**What you are asked to do:**
Look through the lines below; wherever the word "description" appears, copy that line.

**Excerpted records:**
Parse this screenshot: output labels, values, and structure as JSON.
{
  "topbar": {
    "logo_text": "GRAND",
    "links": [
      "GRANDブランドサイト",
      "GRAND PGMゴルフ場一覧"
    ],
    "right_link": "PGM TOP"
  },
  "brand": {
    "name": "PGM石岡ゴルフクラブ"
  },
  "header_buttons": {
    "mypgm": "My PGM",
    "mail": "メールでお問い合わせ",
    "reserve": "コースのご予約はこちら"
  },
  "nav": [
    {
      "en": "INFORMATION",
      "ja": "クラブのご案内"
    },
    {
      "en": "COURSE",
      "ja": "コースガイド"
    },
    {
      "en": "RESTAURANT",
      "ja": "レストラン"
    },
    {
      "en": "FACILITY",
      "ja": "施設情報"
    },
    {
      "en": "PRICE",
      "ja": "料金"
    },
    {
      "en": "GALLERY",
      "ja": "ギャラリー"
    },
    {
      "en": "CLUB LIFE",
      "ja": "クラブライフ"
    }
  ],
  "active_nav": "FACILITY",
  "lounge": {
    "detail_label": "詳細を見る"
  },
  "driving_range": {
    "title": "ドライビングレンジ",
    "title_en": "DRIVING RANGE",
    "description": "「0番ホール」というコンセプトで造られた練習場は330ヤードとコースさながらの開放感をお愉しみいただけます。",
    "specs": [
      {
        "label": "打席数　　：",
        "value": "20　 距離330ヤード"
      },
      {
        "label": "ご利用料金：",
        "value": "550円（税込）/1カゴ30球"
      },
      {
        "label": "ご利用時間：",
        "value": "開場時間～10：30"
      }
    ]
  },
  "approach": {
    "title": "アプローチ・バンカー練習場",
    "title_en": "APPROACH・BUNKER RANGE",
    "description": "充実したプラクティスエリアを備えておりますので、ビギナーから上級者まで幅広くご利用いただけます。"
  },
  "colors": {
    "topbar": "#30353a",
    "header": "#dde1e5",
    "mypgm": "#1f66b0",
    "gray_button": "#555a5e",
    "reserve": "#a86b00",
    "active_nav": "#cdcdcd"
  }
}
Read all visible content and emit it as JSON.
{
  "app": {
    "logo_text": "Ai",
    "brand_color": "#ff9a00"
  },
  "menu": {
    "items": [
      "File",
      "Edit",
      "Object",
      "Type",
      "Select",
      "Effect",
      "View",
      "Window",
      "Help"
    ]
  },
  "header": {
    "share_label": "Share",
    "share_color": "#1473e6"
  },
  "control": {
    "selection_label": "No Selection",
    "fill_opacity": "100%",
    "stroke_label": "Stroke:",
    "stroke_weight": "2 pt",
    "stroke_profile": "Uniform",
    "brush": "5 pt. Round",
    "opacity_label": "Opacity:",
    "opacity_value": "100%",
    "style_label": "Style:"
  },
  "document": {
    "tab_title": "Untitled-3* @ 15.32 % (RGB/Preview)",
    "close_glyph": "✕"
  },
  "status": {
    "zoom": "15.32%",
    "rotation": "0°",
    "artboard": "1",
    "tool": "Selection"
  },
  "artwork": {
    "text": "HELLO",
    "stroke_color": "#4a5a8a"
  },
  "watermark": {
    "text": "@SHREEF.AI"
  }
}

**Answer to this exercise:**
    "description": "「0番ホール」というコンセプトで造られた練習場は330ヤードとコースさながらの開放感をお愉しみいただけます。",
    "description": "充実したプラクティスエリアを備えておりますので、ビギナーから上級者まで幅広くご利用いただけます。"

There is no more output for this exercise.